Switch back to your browser, open the developer tools and switch to the network pane. If you refresh the page now you should see a JavaScript file being loaded. When you then click on the “Start Chat” button, you should see multiple requests being made. One will fetch the access token from your Twilio Function and one will be the bundle that has all the code related to the chat functionality.

Your chat should work just like before, except that you can now have multiple users chat with different usernames. Give it a try by opening two windows at once.

Now Chat Away!

That’s it. We built a chat UI that is small and lightweight yet handles performant re-rendering thanks to lit-html. We were also able to leverage code-splitting to further improve the page load time by only loading the things that are necessary on initial page load thanks to parcel‘s out-of-the-box support for it.

If you want to deploy this to production, run:

npm run build

This will create a bunch of files in a folder called dist that you can serve from any static hosting service or upload to the Twilio Runtime Assets to serve.

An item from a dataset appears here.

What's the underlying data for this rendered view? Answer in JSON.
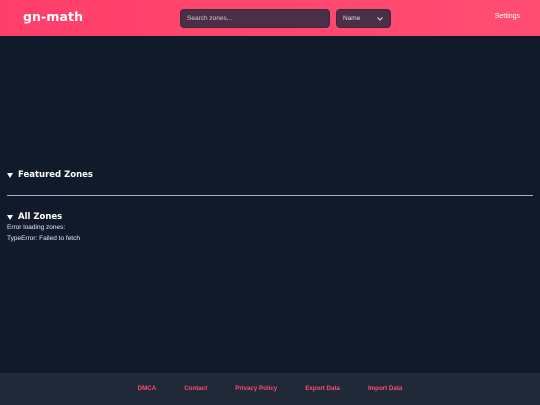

From here you can go ahead and start styling your application or look into other functionality from Twilio Chat such as:

  • Private channels
  • Typing and reachability indicators
  • Webhooks for bot responses
  • The REST API to insert messages from your server

If you have any questions or if you want to show me something cool you built with Twilio or lit-html, feel free to reach out to me:

Authors
Sign up and start building
Not ready yet? Talk to an expert.